Look for the word "target". Copy every line of the listing where it occurs.

== Segment start ==

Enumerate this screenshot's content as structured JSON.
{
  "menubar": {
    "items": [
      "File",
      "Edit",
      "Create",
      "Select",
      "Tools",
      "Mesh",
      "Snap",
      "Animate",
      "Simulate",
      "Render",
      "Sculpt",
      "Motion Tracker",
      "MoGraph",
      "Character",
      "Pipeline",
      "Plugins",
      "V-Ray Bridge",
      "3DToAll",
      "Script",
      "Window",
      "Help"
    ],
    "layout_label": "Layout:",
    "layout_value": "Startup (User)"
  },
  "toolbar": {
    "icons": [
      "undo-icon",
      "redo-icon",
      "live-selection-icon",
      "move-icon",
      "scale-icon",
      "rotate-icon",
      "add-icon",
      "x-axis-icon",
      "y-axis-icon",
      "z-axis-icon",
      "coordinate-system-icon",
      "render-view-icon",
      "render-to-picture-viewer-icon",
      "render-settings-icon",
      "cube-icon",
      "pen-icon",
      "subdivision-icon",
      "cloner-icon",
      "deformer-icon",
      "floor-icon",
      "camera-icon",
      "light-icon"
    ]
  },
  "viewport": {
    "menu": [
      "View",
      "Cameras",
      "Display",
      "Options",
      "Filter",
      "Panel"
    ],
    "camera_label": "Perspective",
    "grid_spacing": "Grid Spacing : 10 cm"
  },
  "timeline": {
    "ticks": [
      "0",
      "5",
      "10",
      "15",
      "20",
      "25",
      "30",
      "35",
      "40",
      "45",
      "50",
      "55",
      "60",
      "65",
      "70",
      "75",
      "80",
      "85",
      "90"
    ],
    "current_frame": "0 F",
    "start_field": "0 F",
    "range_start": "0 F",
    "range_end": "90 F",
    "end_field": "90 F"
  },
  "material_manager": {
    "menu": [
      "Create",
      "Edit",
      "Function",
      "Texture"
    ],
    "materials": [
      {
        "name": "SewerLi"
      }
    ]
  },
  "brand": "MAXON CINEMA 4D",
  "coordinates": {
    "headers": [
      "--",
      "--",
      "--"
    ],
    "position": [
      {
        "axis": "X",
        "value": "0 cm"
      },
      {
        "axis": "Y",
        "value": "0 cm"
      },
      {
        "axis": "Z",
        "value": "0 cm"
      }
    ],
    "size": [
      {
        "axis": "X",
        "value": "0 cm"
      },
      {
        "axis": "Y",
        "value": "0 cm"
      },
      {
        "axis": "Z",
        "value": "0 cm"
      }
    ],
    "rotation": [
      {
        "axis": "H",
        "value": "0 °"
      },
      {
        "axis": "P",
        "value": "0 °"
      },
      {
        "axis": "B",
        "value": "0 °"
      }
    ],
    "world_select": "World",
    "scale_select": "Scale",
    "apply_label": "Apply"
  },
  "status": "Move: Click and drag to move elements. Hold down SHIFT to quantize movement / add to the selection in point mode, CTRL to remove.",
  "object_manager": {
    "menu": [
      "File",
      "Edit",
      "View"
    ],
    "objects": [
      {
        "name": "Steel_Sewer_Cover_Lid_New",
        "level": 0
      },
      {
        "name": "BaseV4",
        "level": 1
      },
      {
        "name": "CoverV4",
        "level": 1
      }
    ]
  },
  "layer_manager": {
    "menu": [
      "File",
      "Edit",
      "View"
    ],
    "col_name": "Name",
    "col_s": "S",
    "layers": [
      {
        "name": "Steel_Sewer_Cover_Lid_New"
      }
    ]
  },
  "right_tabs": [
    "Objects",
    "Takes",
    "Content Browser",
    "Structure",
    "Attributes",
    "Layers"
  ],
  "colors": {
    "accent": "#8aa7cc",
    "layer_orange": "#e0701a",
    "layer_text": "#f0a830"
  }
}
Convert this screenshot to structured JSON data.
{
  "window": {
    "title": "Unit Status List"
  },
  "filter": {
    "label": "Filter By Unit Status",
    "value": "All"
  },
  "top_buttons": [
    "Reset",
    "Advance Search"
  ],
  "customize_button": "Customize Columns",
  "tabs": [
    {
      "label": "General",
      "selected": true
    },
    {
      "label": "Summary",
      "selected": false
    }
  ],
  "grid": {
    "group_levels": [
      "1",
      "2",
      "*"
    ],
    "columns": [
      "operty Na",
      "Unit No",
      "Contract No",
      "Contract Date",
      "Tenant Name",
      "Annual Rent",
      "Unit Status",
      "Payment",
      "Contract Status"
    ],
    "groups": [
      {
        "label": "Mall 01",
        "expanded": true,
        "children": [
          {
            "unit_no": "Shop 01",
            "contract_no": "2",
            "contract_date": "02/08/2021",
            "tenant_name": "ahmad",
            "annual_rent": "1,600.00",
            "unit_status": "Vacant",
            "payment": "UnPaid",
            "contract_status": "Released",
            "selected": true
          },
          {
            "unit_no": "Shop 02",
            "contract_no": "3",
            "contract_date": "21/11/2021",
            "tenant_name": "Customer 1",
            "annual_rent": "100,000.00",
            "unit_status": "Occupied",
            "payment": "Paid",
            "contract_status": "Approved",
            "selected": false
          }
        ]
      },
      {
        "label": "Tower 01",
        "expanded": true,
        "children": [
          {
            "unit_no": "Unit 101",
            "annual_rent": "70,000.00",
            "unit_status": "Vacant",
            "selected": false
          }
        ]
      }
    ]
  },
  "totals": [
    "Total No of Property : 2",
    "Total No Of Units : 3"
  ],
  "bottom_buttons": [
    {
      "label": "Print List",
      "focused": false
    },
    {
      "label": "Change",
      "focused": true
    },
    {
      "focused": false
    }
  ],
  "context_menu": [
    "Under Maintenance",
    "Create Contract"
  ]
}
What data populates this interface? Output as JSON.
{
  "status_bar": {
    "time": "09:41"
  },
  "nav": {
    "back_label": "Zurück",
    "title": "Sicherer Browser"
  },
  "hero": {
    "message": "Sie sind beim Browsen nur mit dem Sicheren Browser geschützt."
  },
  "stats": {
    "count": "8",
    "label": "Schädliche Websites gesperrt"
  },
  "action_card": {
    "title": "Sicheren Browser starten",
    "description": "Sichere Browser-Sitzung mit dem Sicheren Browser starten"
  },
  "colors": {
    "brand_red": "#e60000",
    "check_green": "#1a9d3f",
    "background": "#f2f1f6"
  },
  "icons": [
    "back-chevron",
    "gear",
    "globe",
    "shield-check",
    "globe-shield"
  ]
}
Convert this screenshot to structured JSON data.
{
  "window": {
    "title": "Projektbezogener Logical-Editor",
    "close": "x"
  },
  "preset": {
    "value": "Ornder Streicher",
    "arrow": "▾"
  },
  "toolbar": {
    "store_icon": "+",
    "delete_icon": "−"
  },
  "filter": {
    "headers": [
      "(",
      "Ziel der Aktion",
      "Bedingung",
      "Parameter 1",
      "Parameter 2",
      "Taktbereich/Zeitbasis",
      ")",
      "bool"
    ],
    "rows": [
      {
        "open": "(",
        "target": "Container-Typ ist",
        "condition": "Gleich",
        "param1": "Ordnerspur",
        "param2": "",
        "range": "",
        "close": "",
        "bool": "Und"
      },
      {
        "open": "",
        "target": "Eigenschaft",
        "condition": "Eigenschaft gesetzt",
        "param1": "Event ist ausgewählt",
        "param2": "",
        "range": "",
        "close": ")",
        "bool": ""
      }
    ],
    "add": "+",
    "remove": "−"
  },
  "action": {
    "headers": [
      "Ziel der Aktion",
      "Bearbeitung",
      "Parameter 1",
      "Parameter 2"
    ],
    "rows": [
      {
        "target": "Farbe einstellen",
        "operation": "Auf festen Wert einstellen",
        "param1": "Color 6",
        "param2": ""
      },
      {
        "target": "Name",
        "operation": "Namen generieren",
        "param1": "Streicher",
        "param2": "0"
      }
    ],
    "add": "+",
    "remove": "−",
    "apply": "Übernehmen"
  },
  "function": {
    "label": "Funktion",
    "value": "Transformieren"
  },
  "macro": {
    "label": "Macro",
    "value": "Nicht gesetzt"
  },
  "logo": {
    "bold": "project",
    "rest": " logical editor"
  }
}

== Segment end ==

__Task answer__:
        "target": "Container-Typ ist",
        "target": "Eigenschaft",
        "target": "Farbe einstellen",
        "target": "Name",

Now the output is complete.